╭─ DATA SECTION

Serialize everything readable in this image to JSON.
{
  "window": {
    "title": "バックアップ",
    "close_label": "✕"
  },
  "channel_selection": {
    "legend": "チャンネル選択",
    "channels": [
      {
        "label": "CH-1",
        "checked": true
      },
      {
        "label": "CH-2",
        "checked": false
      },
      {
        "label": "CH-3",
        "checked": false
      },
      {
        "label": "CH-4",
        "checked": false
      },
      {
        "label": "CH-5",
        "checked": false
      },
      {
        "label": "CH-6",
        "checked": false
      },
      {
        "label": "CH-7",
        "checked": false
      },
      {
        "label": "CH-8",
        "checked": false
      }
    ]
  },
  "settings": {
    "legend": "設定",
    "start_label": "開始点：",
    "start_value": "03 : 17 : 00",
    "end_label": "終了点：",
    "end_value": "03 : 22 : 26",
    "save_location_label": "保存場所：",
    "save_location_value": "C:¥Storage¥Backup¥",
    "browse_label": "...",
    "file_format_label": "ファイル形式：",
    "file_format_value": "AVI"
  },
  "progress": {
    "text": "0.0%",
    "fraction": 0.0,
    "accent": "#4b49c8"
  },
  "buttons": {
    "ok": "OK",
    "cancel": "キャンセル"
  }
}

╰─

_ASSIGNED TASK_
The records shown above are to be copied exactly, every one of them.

_YOUR SOLUTION_
Serialize everything readable in this image to JSON.
{
  "window": {
    "title": "バックアップ",
    "close_label": "✕"
  },
  "channel_selection": {
    "legend": "チャンネル選択",
    "channels": [
      {
        "label": "CH-1",
        "checked": true
      },
      {
        "label": "CH-2",
        "checked": false
      },
      {
        "label": "CH-3",
        "checked": false
      },
      {
        "label": "CH-4",
        "checked": false
      },
      {
        "label": "CH-5",
        "checked": false
      },
      {
        "label": "CH-6",
        "checked": false
      },
      {
        "label": "CH-7",
        "checked": false
      },
      {
        "label": "CH-8",
        "checked": false
      }
    ]
  },
  "settings": {
    "legend": "設定",
    "start_label": "開始点：",
    "start_value": "03 : 17 : 00",
    "end_label": "終了点：",
    "end_value": "03 : 22 : 26",
    "save_location_label": "保存場所：",
    "save_location_value": "C:¥Storage¥Backup¥",
    "browse_label": "...",
    "file_format_label": "ファイル形式：",
    "file_format_value": "AVI"
  },
  "progress": {
    "text": "0.0%",
    "fraction": 0.0,
    "accent": "#4b49c8"
  },
  "buttons": {
    "ok": "OK",
    "cancel": "キャンセル"
  }
}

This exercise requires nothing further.